In 1859 Poynter returned to London, and for the next few years struggled to make a living from his painting with indifferent results. He desperately needed the RA to take one of his pictures in order to establish his name. Eventually Faithful Until Death was accepted by the RA in 1865. This picture, which shows a Roman soldier doggedly remaining at his post during the destruction of Pompeii, was a great success, and still remains Poynter's most famous work. This was followed by The Catapult and Atlanta's Race. [nothing to do with African-Americans in Georgia]. Among his famous paintings are The Fortune Teller (1877) and The Meeting between King Solomon and the Queen of Sheba.
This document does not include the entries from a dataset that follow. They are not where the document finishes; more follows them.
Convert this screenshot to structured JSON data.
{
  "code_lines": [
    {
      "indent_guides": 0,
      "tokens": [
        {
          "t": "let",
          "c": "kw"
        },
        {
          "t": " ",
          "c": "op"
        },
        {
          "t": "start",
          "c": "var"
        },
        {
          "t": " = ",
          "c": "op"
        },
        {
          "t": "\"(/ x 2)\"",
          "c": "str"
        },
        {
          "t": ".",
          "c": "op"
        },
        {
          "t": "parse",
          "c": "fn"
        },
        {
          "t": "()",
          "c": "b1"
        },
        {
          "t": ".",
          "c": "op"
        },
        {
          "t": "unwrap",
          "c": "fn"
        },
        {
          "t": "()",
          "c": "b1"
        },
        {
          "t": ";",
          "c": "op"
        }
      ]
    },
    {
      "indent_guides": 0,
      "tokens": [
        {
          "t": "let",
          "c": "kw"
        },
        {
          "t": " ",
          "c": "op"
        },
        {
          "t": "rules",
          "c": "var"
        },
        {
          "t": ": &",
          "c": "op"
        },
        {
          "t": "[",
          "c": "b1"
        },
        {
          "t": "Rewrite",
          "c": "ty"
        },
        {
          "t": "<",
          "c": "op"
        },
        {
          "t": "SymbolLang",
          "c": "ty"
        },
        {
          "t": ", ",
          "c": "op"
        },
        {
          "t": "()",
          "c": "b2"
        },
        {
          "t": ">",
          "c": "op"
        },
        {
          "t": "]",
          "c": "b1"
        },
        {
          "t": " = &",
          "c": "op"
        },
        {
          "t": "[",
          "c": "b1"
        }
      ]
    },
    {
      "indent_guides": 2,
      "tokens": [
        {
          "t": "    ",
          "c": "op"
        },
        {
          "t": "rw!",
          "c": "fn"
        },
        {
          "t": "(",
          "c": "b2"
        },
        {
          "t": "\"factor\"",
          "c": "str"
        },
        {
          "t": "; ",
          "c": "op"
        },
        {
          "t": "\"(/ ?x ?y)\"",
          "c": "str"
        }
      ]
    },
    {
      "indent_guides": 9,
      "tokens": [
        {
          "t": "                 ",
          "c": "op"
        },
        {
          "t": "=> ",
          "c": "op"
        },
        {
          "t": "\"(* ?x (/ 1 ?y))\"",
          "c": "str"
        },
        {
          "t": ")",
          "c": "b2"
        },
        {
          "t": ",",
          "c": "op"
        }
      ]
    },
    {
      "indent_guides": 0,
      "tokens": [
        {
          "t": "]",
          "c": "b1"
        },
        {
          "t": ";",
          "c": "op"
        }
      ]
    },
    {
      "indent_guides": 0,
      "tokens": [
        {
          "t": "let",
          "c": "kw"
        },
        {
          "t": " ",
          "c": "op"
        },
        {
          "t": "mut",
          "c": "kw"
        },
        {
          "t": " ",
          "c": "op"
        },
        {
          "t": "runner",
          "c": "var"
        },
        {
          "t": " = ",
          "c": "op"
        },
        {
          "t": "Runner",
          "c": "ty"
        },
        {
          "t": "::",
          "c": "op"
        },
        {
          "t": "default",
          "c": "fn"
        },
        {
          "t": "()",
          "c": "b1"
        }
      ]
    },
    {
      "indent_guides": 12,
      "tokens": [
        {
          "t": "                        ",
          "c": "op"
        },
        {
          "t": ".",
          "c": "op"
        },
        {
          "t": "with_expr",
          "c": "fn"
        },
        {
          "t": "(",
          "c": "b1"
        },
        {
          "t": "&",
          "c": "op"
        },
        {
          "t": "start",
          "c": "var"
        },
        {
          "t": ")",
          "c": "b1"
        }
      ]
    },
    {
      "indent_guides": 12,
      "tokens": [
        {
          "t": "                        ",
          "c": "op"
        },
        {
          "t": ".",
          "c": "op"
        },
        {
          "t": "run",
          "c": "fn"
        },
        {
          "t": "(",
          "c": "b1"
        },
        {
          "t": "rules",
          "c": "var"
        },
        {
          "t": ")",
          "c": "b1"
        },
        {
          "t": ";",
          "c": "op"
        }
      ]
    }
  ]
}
Although by 1894 his powers were beginning to decline, he was still made the Director of the National Gallery and an RA in 1896. By 1900, however, his paintings began to be repetitious and uninteresting. When the end finally came there were some deeply felt sighs of relief from a large number of people who felt that he had already long overstayed his welcome.
Early in his career Poynter studied in Rome, where he met Frederic Leighton, his greatest single artistic influence. He then moved to Paris in 1855. On returning to London, he became involved on book illustration. In 1865 he produced his first really successful picture, Faithful Unto Death, a Roman sentry staying at his post in Pompeii as Vesuvius overwhelmed the city. This dramatic painting was probably never bettered by Poynter throughout his whole long career. Poynter became an Associate of the Royal Academy in 1869, at an unusually early age. Much of the rest of his life was devoted to the Academy, he was hardworking, conscientious, and a competent administrator.
Poynter married Agnes MacDonald, the sister of Burne-Jones wife Georgiana. Burne-Jones disliked Poynter, who was an unsympathetic, brusque character. When Leighton died in 1896, he was succeeded as President of the Royal Academy by Millais, who was suffering from cancer of the throat. On the death of Millais a few months later, Poynter succeeded him, narrowly defeating Briton Riviere in the vote. He was PRA for the next two decades.
From the turn of the century Poynter's paintings declined both in numbers and quality, his main priority being the running of the Academy. He lived to see the death of classicism, & the total eclipse of his own artistic standards, & those of his contemporaries. He adopted the approach of ignoring new developments of which he did not approve. Unhappily Poynter outstayed his welcome. One of the last duties of the eighty one year old PRA, was to attend the funeral of J. W. Waterhouse. There was, though, something splendid about the way he remained consistent to the last, resisting what he saw as the corruption, and denigration of all that was beautiful in art. He may even have been right.
— Obituary in The Times
— Portrait of Poynter by Cope
Israel in Egypt (1867 _ ZOOMable)
The Cave of the Storm Nymphs (1903, 145x109cm _ ZOOMable)
Andromeda (_ ZOOMable)
— The Catapult (1868, 155x184cm)
— Cressida (1888, 123x133cm)
— Lesbia and her Sparrow
— A Roman boat race (1889; 700x494pix, 103kb)
— Psyche in the temple of love (1882)
— At low tide (1913)
— A visit to Aesculapius (1883, 151x229cm)
— Reading (1871)
— On the Terrace
— The fortune Teller (1877, 62x75cm)
— The vision of Endymion
— On the Temple Steps (1889; 700x468pix, 82kb)
— A Corner of the Villa _ This painting provides us with a sense of space as we observe a private moment shared in an atrium among two women and a child. The artist's willingness to attempt a scene so full of different marbles, mosaics and stone reliefs is commendable and speaks well of his technical prowess. Not only was Poynter an accomplished painter, but as president of the Royal Academy for 23 year (1896-1919), he was responsible for the education of hundreds of other artists.